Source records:
_____

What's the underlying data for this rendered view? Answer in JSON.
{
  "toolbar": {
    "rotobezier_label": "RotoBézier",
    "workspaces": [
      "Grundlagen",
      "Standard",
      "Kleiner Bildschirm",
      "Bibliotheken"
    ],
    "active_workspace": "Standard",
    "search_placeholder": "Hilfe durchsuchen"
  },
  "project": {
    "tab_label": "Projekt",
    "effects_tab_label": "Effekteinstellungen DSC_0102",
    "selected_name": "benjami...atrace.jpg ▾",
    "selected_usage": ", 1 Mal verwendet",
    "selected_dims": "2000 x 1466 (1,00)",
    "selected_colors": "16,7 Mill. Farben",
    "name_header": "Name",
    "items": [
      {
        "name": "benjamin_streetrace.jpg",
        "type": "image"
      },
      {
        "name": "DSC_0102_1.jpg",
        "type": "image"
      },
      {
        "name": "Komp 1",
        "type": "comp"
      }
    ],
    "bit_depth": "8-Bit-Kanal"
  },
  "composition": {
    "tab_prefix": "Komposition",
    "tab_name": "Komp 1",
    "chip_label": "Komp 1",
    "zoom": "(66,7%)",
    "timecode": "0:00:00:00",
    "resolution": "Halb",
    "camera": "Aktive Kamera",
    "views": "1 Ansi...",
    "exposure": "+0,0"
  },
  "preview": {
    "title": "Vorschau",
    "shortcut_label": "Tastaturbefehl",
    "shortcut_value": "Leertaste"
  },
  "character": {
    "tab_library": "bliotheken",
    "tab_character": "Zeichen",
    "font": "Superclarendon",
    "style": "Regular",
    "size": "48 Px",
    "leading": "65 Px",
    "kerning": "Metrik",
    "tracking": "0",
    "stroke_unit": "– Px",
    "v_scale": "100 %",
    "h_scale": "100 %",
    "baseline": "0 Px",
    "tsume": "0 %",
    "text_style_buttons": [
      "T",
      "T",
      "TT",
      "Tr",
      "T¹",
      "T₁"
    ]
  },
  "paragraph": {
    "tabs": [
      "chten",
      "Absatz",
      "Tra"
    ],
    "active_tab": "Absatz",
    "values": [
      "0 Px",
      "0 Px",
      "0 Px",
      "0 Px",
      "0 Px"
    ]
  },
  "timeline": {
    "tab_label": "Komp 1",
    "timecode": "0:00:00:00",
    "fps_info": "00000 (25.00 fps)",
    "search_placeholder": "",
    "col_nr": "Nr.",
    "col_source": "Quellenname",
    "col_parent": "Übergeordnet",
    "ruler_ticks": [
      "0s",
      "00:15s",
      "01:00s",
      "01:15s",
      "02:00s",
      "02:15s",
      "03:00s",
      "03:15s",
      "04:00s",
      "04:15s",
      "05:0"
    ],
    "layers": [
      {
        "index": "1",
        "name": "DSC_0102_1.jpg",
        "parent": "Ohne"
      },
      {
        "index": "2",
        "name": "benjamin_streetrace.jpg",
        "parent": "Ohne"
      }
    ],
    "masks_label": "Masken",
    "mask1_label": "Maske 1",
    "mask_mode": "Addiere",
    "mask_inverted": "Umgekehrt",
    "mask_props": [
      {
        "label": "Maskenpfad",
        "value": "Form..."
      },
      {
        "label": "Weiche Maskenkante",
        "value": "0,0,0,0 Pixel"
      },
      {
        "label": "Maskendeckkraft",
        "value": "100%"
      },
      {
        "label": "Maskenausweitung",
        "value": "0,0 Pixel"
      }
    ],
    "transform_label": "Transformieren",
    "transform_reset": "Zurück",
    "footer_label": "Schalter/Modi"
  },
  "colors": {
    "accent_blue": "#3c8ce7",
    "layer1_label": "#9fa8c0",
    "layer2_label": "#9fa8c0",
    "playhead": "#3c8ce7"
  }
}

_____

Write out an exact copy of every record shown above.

▶ [OUTPUT FOR THIS EXERCISE]:
What's the underlying data for this rendered view? Answer in JSON.
{
  "toolbar": {
    "rotobezier_label": "RotoBézier",
    "workspaces": [
      "Grundlagen",
      "Standard",
      "Kleiner Bildschirm",
      "Bibliotheken"
    ],
    "active_workspace": "Standard",
    "search_placeholder": "Hilfe durchsuchen"
  },
  "project": {
    "tab_label": "Projekt",
    "effects_tab_label": "Effekteinstellungen DSC_0102",
    "selected_name": "benjami...atrace.jpg ▾",
    "selected_usage": ", 1 Mal verwendet",
    "selected_dims": "2000 x 1466 (1,00)",
    "selected_colors": "16,7 Mill. Farben",
    "name_header": "Name",
    "items": [
      {
        "name": "benjamin_streetrace.jpg",
        "type": "image"
      },
      {
        "name": "DSC_0102_1.jpg",
        "type": "image"
      },
      {
        "name": "Komp 1",
        "type": "comp"
      }
    ],
    "bit_depth": "8-Bit-Kanal"
  },
  "composition": {
    "tab_prefix": "Komposition",
    "tab_name": "Komp 1",
    "chip_label": "Komp 1",
    "zoom": "(66,7%)",
    "timecode": "0:00:00:00",
    "resolution": "Halb",
    "camera": "Aktive Kamera",
    "views": "1 Ansi...",
    "exposure": "+0,0"
  },
  "preview": {
    "title": "Vorschau",
    "shortcut_label": "Tastaturbefehl",
    "shortcut_value": "Leertaste"
  },
  "character": {
    "tab_library": "bliotheken",
    "tab_character": "Zeichen",
    "font": "Superclarendon",
    "style": "Regular",
    "size": "48 Px",
    "leading": "65 Px",
    "kerning": "Metrik",
    "tracking": "0",
    "stroke_unit": "– Px",
    "v_scale": "100 %",
    "h_scale": "100 %",
    "baseline": "0 Px",
    "tsume": "0 %",
    "text_style_buttons": [
      "T",
      "T",
      "TT",
      "Tr",
      "T¹",
      "T₁"
    ]
  },
  "paragraph": {
    "tabs": [
      "chten",
      "Absatz",
      "Tra"
    ],
    "active_tab": "Absatz",
    "values": [
      "0 Px",
      "0 Px",
      "0 Px",
      "0 Px",
      "0 Px"
    ]
  },
  "timeline": {
    "tab_label": "Komp 1",
    "timecode": "0:00:00:00",
    "fps_info": "00000 (25.00 fps)",
    "search_placeholder": "",
    "col_nr": "Nr.",
    "col_source": "Quellenname",
    "col_parent": "Übergeordnet",
    "ruler_ticks": [
      "0s",
      "00:15s",
      "01:00s",
      "01:15s",
      "02:00s",
      "02:15s",
      "03:00s",
      "03:15s",
      "04:00s",
      "04:15s",
      "05:0"
    ],
    "layers": [
      {
        "index": "1",
        "name": "DSC_0102_1.jpg",
        "parent": "Ohne"
      },
      {
        "index": "2",
        "name": "benjamin_streetrace.jpg",
        "parent": "Ohne"
      }
    ],
    "masks_label": "Masken",
    "mask1_label": "Maske 1",
    "mask_mode": "Addiere",
    "mask_inverted": "Umgekehrt",
    "mask_props": [
      {
        "label": "Maskenpfad",
        "value": "Form..."
      },
      {
        "label": "Weiche Maskenkante",
        "value": "0,0,0,0 Pixel"
      },
      {
        "label": "Maskendeckkraft",
        "value": "100%"
      },
      {
        "label": "Maskenausweitung",
        "value": "0,0 Pixel"
      }
    ],
    "transform_label": "Transformieren",
    "transform_reset": "Zurück",
    "footer_label": "Schalter/Modi"
  },
  "colors": {
    "accent_blue": "#3c8ce7",
    "layer1_label": "#9fa8c0",
    "layer2_label": "#9fa8c0",
    "playhead": "#3c8ce7"
  }
}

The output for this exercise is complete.